It is not surprising that pellet loss is considered to be one of the major causes of the plastic soup. Yet there is no national or international organization monitoring it. Because this has actually been a known problem for a long time, plastic manufacturers have voluntarily united in Operation Clean Sweep (OCS). By its own account, this industrial initiative applies the best possible practices to prevent pellets from ending up in the ocean. But basically, the industry has free rein and is never fined or confronted. The past 25 years the OCS has also never had to publicly show their accountability. MacKerron, vice president of the American NGO As You Sow: “Operation Clean Sweep provides no transparency on the scope and nature of spills or efforts made to clean up. Given what we know about the alarming rates of plastic leakage into oceans, companies can no longer hide behind vague pledges of best practices. They need to provide prompt and detailed disclosure about specific actions taken to prevent spills, and when spills occur, information on spill size, and actions taken to clean up.”

As You Sow has called to account the American pellet manufacturers Chevron, DowDupont, ExxonMobil and Philips 66 during shareholders’ meetings, and have demanded the creation of at least yearly reports that map the spills, describe which measures have been taken and how the spills were cleaned up.

It is extremely important to gather evidence, so we can enforce measures that lead to the industry taking care of transport without pellet loss. Where and in what concentrations are the pellets found on coastlines and shores? Everyone can simply help build this data with a smartphone, whether alone or in a group. The Great Global Nurdle Hunt takes place between Friday 8 and Sunday 17 February.

With that in mind The Plastic Soup Foundation will organize various pellet counts in the Netherlands that week, at new and still secret hot spot locations in places such as Zeeland and Limburg. Join us and sign up by e-mailing michielp@plasticsoupfoundation.org. You will then receive more information on dates, times and locations.

The plastic soup is also a planetary boundary

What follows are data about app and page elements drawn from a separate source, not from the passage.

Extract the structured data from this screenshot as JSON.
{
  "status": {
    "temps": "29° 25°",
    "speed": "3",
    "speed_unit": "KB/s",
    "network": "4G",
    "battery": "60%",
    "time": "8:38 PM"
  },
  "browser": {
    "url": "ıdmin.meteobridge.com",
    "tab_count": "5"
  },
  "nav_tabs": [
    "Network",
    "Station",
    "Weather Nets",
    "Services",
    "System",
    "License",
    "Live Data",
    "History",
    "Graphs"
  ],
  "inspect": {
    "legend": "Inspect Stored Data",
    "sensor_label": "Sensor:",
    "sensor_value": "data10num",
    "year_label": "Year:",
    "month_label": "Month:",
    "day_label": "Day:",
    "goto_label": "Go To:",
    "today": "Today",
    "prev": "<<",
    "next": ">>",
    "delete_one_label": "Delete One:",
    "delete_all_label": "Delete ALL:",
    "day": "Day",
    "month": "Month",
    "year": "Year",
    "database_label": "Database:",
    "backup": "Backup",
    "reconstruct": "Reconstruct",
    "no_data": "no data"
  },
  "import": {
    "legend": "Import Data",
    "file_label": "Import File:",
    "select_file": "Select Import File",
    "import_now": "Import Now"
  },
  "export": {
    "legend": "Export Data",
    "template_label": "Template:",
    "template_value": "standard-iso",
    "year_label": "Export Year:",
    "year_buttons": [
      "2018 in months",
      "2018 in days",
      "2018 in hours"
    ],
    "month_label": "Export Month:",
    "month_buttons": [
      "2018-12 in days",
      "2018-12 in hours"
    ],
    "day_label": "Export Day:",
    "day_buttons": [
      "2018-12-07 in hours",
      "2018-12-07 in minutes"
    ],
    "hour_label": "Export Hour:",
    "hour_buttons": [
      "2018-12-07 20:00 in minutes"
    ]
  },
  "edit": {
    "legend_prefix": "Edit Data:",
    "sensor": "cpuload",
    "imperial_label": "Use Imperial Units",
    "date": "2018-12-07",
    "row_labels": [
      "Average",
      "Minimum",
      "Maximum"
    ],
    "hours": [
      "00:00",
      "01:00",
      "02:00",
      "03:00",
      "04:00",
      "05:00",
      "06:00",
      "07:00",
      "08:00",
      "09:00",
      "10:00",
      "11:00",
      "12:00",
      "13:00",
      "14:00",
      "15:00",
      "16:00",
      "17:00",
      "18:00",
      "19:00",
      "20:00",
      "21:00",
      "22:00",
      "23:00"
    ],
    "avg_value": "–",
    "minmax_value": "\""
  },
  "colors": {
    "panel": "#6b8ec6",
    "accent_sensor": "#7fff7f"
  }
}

Amsterdam, 16 January 2019 – The oceans are under pressure due to the increase of the plastic soup. Plastic affects not just individual animals, but also penetrates food chains. An important question is whether the plastic soup has a critical limit. The Stockholm Resilience Centre has indicated nine planetary boundaries for the Earth, among which climate change, loss of biodiversity, ocean acidification, and chemical pollution. When these planetary boundaries are exceeded, ecological restoration is almost impossible. Plastic pollution is not yet in this list.

Scientists have recently argued that plastic soup should also be one of the planetary boundaries. At least two of the three criteria for the planetary boundary of chemical pollution are also valid for the plastic soup: plastic in the environment is irreversible (it is not or hardly possible to clean up, particularly the microplastics) and plastic is present everywhere (and the concentration increases). The third criterion is the disruptive effect on marine ecosystems, or even wider: the effect on System Earth. To date, the question how the plastic soup affects this system, remains unanswered. To that end, it first needs to be determined how exactly this effect can be established. But, according to the researchers, plastic pollution certainly has all kinds of ecological consequences and hence there is every reason to believe that plastic also has or will have a negative effect on System Earth.

The researchers have also a pragmatic reason to include the plastic soup in the widely accepted framework of the planetary boundaries. It will then presumably be easier to reach agreement on the international approach; curbing the plastic soup internationally has not been successful yet.